Leaving Iraq

The military's latest plan for Iraq, apparently just approved by Gen. George W. Casey, is suitable cryptic, but the following seem to be the main points, judging from an Inside the Pentagon interview with officials who reviewed the plan:
  • The military is planning for a wide range of changes the number of military personnel in Iraq between now and spring of 2006, from slightly increasing the Army to, in the most wildly optimistic scenario, bringing home 70,000 troops.
  • It will, however, be almost impossible to sustain the current force through 2006.
  • By earlier next year the military plans to hand off key tasks to private security contractors.
  • There's no set timetable for withdrawal. The conditions for reduction will include "the state of the insurgency, the capability of Iraqi security forces, and the Iraqi government's ability to support military operations," to be determined by a "multinational advisory panel."
  • "[S]ome defense analysts" think that "phasing troop reductions over the long term" is the best way to avoid instability.
  • How long term? "Some estimates" think the Pentagon will retain at least 20,000 military personnel in Iraq for perhaps a decade or more.

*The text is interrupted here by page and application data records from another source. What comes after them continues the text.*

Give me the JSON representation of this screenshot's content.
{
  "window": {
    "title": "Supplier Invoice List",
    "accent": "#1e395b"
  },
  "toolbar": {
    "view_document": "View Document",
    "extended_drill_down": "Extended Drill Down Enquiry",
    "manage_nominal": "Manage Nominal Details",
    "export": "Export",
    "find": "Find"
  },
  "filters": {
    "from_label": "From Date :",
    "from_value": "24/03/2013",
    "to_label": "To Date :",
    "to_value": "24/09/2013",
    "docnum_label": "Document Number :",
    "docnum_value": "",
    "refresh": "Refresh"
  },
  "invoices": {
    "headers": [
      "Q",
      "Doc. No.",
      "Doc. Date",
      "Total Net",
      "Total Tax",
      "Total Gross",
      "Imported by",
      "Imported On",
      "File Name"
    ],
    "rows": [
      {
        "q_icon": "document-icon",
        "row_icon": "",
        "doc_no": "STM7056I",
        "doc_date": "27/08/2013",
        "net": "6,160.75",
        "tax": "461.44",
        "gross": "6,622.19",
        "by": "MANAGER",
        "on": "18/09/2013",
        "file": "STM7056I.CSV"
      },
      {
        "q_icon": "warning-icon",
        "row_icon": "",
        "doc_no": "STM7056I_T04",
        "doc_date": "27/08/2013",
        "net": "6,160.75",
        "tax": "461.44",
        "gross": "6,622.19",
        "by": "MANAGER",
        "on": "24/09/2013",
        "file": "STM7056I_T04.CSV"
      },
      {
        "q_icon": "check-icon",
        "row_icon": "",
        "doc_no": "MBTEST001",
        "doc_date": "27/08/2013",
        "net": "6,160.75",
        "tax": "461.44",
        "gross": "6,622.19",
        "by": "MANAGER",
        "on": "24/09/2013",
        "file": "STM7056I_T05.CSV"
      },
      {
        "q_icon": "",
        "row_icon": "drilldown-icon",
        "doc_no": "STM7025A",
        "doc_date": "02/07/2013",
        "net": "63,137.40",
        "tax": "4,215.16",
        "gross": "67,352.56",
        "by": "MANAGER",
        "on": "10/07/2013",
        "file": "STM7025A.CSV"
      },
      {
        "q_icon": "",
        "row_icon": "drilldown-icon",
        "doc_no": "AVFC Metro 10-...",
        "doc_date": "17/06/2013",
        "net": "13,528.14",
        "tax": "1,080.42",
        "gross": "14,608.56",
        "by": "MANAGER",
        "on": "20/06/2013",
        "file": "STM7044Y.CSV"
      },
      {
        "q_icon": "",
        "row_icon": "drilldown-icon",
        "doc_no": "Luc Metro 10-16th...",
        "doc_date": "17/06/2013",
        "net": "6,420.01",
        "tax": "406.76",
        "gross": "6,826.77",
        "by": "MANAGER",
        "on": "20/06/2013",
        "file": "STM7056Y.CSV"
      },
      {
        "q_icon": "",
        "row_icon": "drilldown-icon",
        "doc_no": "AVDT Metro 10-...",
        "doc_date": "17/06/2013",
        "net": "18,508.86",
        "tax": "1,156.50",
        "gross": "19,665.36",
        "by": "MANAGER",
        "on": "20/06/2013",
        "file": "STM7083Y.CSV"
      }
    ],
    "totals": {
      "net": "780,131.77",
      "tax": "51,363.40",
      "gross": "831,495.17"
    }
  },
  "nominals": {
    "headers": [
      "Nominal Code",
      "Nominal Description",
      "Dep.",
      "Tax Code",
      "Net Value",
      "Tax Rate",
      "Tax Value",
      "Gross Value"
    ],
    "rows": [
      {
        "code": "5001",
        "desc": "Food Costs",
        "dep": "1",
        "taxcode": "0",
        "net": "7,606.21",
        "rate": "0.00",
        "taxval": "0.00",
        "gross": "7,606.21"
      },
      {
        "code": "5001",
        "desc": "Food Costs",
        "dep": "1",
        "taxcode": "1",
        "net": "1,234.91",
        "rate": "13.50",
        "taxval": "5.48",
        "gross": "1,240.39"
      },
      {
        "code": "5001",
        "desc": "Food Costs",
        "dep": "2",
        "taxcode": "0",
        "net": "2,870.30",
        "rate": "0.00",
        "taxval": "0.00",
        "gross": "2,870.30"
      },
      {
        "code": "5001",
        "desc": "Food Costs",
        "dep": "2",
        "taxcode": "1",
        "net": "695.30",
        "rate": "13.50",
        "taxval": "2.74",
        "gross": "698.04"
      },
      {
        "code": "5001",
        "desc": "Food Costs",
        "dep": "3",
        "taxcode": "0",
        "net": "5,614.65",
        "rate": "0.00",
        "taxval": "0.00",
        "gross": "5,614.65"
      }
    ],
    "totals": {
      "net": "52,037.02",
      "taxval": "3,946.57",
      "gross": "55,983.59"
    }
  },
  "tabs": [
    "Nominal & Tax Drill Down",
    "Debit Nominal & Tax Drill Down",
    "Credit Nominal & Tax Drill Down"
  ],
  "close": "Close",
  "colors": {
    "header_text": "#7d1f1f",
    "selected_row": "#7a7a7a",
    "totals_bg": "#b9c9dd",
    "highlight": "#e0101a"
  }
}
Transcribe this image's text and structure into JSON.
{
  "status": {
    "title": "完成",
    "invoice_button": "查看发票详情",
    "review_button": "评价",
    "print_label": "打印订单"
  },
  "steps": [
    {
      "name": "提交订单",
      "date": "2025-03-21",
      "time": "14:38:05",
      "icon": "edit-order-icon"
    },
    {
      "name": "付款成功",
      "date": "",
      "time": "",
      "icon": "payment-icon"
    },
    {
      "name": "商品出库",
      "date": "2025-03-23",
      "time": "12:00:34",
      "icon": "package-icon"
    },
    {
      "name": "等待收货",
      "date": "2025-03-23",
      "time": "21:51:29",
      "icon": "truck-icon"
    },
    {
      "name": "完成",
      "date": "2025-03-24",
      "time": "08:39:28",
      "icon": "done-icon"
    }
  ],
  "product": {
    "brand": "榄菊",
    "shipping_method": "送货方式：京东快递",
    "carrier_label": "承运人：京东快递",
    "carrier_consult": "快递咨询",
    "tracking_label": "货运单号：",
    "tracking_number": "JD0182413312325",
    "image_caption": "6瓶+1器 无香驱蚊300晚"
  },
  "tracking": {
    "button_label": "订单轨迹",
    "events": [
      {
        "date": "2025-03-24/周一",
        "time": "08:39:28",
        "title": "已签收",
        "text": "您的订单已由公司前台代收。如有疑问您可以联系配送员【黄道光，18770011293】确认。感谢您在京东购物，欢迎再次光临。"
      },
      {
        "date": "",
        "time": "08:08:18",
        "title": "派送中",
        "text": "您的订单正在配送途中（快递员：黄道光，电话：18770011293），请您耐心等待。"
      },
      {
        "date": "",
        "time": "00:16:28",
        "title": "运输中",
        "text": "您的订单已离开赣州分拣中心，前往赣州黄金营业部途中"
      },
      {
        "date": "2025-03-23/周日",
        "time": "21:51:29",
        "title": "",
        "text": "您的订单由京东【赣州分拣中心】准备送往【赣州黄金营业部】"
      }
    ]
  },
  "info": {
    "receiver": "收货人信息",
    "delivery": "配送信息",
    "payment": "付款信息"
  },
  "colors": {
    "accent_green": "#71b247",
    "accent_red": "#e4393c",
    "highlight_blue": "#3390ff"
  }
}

  • Seeing as how training the Iraqi Army doesn't seem to be getting anywhere, this likely means staying for a long, long time. The alternative, it seems, is the Center for American Progress' recently-released proposal to withdraw 80,000 troops by the end of 2006—no matter what—and then... deploy them elsewhere around the world. Because, really, the most sensible way to withdraw from Iraq is to get entangled, immediately, in yet another quagmire. No, but seriously, is there any reason to think that putting 1,000 more troops in the Philippines, as CAP proposes, is a good idea? Is the plan to invade Mindano province and wipe out Abu Sayyaf? Maybe we can broaden the war to the MNLF and other affiliated Islamic separatist groups too. Should be fun, I'll make the popcorn.

    Also, I'm no expert, but I guess I don't see the logic in taking 20,000 troops out of Iraq and dumping them in Afghanistan to "beat back the resurging Taliban forces and to maintain security throughout the country," as Korb and Katulis suggest. Either we think deploying more troops to defeat insurgencies with ties to al-Qaeda is an important thing to do or we don't. If we do, I don't see why Afghanistan or the Philippines or whatever takes precedence over Iraq, or why we think counterinsurgency will be successful elsewhere but not in Iraq. Or why we can let Iraq go to hell but absolutely must not let al-Qaeda fighters wander around the Horn of Africa. Is the idea here that Iraq is just botched beyond all repair, it sucks, that's life, nothing we can do, but hey, if we send troops somewhere else and try just a bit harder to do more or less the same thing, maybe this time it will work? I guess "redeployment" is more palatable, politically, than straight-up withdrawal, but it still seems like an odd way of thinking about things.
    -- Brad Plumer 3:38 PM || ||